4.4 Detached arguments

Optional or obligatory arguments can be separated from the macro or from each other in LaTeX. Suppose there is a macro \macro that takes one optional and one obligatory argument. Now, LaTeX can deal with all of the following forms:

This fact matters for this package for several reasons but the most important is that, in parsing the table, we need to know where the table content starts. Suppose you defined a tabular like environment myenv whose \begin macro accepts an optional argument. Is ‘[abc]’ below the optional argument of the environment or content of the first cell?

By default, latex-table-wizard will consider ‘[abc]’ part of the first cell in the example above, because it does not recognize the possibility for the arguments of LaTeX macros to be detached. If you want to change this default, set the value of latex-table-wizard-allow-detached-args to t.

If latex-table-wizard-allow-detached-args is set to t (that is, if detached arguments are allowed), you should not have in your table strings between braces or brackets after a macro without them be separated by a blank line, unless these strings between braces or brackets are in fact the arguments of the macro. This is not a problem for LaTeX, because it knows what is a valid macro and what isn’t, and how many arguments a macro accepts: latex-table-wizard however does not know it and it could get confused while parsing, and thus get the start of the first cell wrong.

Good practice is to never separate arguments from each other or from the LaTeX macro: if you respect this good practice, you will never need to be concerned with this customization.
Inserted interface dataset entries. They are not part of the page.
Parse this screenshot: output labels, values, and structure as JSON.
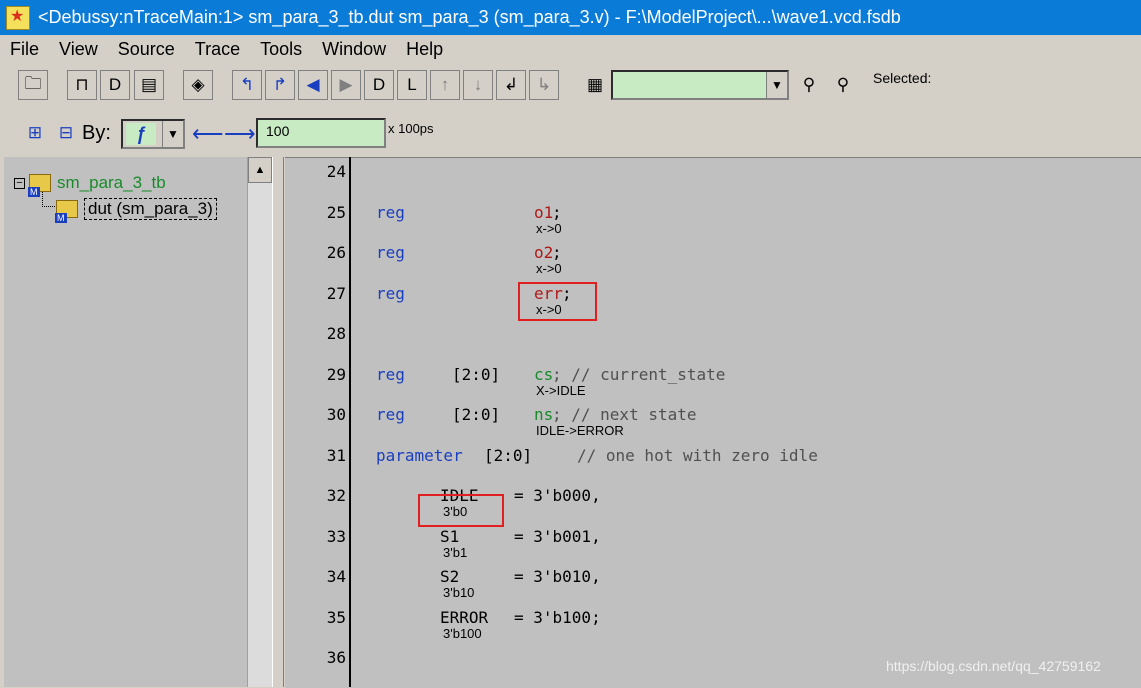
{
  "window": {
    "title": "<Debussy:nTraceMain:1> sm_para_3_tb.dut sm_para_3 (sm_para_3.v) - F:\\ModelProject\\...\\wave1.vcd.fsdb"
  },
  "menu": [
    "File",
    "View",
    "Source",
    "Trace",
    "Tools",
    "Window",
    "Help"
  ],
  "toolbar": {
    "selected_label": "Selected:",
    "signal_combo_value": ""
  },
  "toolbar2": {
    "by_label": "By:",
    "step_value": "100",
    "step_unit": "x 100ps"
  },
  "hierarchy": {
    "root": "sm_para_3_tb",
    "child": "dut (sm_para_3)"
  },
  "lines": [
    {
      "no": "24"
    },
    {
      "no": "25",
      "kw": "reg",
      "range": "",
      "sig": "o1",
      "rest": ";",
      "ann": "x->0"
    },
    {
      "no": "26",
      "kw": "reg",
      "range": "",
      "sig": "o2",
      "rest": ";",
      "ann": "x->0"
    },
    {
      "no": "27",
      "kw": "reg",
      "range": "",
      "sig": "err",
      "rest": ";",
      "ann": "x->0"
    },
    {
      "no": "28"
    },
    {
      "no": "29",
      "kw": "reg",
      "range": "[2:0]",
      "sig": "cs",
      "rest": "; // current_state",
      "ann": "X->IDLE"
    },
    {
      "no": "30",
      "kw": "reg",
      "range": "[2:0]",
      "sig": "ns",
      "rest": "; // next state",
      "ann": "IDLE->ERROR"
    },
    {
      "no": "31",
      "kw": "parameter",
      "range": "[2:0]",
      "comment": "// one hot with zero idle"
    },
    {
      "no": "32",
      "param": "IDLE",
      "val": "= 3'b000,",
      "ann": "3'b0"
    },
    {
      "no": "33",
      "param": "S1",
      "val": "= 3'b001,",
      "ann": "3'b1"
    },
    {
      "no": "34",
      "param": "S2",
      "val": "= 3'b010,",
      "ann": "3'b10"
    },
    {
      "no": "35",
      "param": "ERROR",
      "val": "= 3'b100;",
      "ann": "3'b100"
    },
    {
      "no": "36"
    }
  ],
  "watermark": "https://blog.csdn.net/qq_42759162"
}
If detached arguments are “disallowed” (that is, latex-table-wizard-allow-detached-args is nil as per default), you have the option to be warned when latex-table-wizard finds cases of suspect detached arguments. The warning is just a message in the echo area right after the table is parsed. If you want this, set the value of latex-table-wizard-warn-about-detached-args to t.

5 Example setup without Transient interface (Emacs 28 and later)

Since the interactive commands work independently from the functionalities provided by transient.el, you can build your own alternative interfaces easily if you prefer so. For example, the code below uses repeat-mode (built-in with Emacs 28 and later):

(require 'repeat)

(define-prefix-command 'latex-table-wizard-map)

(define-key global-map (kbd "C-c C-|") 'latex-table-wizard-map)

(dolist (c latex-table-wizard-transient-keys)
  (define-key latex-table-wizard-map (kbd (cdr c)) (car c)))

(dolist (cmd (mapcar #'car latex-table-wizard-transient-keys))
  (put cmd 'repeat-map 'latex-table-wizard-map))